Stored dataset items
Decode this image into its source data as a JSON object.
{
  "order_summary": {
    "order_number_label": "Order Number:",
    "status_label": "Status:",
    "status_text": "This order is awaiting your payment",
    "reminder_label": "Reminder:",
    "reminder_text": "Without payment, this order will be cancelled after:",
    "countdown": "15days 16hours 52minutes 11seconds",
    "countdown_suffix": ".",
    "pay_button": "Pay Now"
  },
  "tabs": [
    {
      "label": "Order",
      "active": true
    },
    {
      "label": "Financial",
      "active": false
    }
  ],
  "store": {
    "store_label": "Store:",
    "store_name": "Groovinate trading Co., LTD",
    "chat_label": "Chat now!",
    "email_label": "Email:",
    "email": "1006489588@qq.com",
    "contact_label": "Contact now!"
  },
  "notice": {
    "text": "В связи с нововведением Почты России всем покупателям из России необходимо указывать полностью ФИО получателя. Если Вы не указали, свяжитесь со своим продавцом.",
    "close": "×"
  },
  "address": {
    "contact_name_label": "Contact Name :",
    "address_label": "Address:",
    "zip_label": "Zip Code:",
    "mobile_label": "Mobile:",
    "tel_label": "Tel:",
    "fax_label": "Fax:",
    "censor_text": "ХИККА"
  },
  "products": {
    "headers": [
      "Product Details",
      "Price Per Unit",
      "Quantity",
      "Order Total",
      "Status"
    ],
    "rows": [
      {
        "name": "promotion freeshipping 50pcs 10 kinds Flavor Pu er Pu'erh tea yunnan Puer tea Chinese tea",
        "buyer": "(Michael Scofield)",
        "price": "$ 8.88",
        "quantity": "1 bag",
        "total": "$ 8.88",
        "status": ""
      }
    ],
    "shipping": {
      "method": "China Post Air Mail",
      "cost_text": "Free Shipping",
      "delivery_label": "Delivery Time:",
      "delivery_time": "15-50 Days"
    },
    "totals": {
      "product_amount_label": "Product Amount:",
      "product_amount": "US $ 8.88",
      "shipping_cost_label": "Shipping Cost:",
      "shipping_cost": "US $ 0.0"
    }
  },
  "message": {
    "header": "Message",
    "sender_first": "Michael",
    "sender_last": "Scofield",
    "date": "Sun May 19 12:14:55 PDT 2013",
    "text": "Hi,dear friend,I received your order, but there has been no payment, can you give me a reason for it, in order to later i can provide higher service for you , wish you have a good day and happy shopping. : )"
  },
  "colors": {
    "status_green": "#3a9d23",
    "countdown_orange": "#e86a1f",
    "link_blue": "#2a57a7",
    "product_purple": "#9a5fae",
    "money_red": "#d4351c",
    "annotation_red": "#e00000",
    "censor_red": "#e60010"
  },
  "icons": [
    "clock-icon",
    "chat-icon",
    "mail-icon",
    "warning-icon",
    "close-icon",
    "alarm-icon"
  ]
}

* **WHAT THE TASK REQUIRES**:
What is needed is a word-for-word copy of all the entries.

* **TASK RESPONSE**:
Decode this image into its source data as a JSON object.
{
  "order_summary": {
    "order_number_label": "Order Number:",
    "status_label": "Status:",
    "status_text": "This order is awaiting your payment",
    "reminder_label": "Reminder:",
    "reminder_text": "Without payment, this order will be cancelled after:",
    "countdown": "15days 16hours 52minutes 11seconds",
    "countdown_suffix": ".",
    "pay_button": "Pay Now"
  },
  "tabs": [
    {
      "label": "Order",
      "active": true
    },
    {
      "label": "Financial",
      "active": false
    }
  ],
  "store": {
    "store_label": "Store:",
    "store_name": "Groovinate trading Co., LTD",
    "chat_label": "Chat now!",
    "email_label": "Email:",
    "email": "1006489588@qq.com",
    "contact_label": "Contact now!"
  },
  "notice": {
    "text": "В связи с нововведением Почты России всем покупателям из России необходимо указывать полностью ФИО получателя. Если Вы не указали, свяжитесь со своим продавцом.",
    "close": "×"
  },
  "address": {
    "contact_name_label": "Contact Name :",
    "address_label": "Address:",
    "zip_label": "Zip Code:",
    "mobile_label": "Mobile:",
    "tel_label": "Tel:",
    "fax_label": "Fax:",
    "censor_text": "ХИККА"
  },
  "products": {
    "headers": [
      "Product Details",
      "Price Per Unit",
      "Quantity",
      "Order Total",
      "Status"
    ],
    "rows": [
      {
        "name": "promotion freeshipping 50pcs 10 kinds Flavor Pu er Pu'erh tea yunnan Puer tea Chinese tea",
        "buyer": "(Michael Scofield)",
        "price": "$ 8.88",
        "quantity": "1 bag",
        "total": "$ 8.88",
        "status": ""
      }
    ],
    "shipping": {
      "method": "China Post Air Mail",
      "cost_text": "Free Shipping",
      "delivery_label": "Delivery Time:",
      "delivery_time": "15-50 Days"
    },
    "totals": {
      "product_amount_label": "Product Amount:",
      "product_amount": "US $ 8.88",
      "shipping_cost_label": "Shipping Cost:",
      "shipping_cost": "US $ 0.0"
    }
  },
  "message": {
    "header": "Message",
    "sender_first": "Michael",
    "sender_last": "Scofield",
    "date": "Sun May 19 12:14:55 PDT 2013",
    "text": "Hi,dear friend,I received your order, but there has been no payment, can you give me a reason for it, in order to later i can provide higher service for you , wish you have a good day and happy shopping. : )"
  },
  "colors": {
    "status_green": "#3a9d23",
    "countdown_orange": "#e86a1f",
    "link_blue": "#2a57a7",
    "product_purple": "#9a5fae",
    "money_red": "#d4351c",
    "annotation_red": "#e00000",
    "censor_red": "#e60010"
  },
  "icons": [
    "clock-icon",
    "chat-icon",
    "mail-icon",
    "warning-icon",
    "close-icon",
    "alarm-icon"
  ]
}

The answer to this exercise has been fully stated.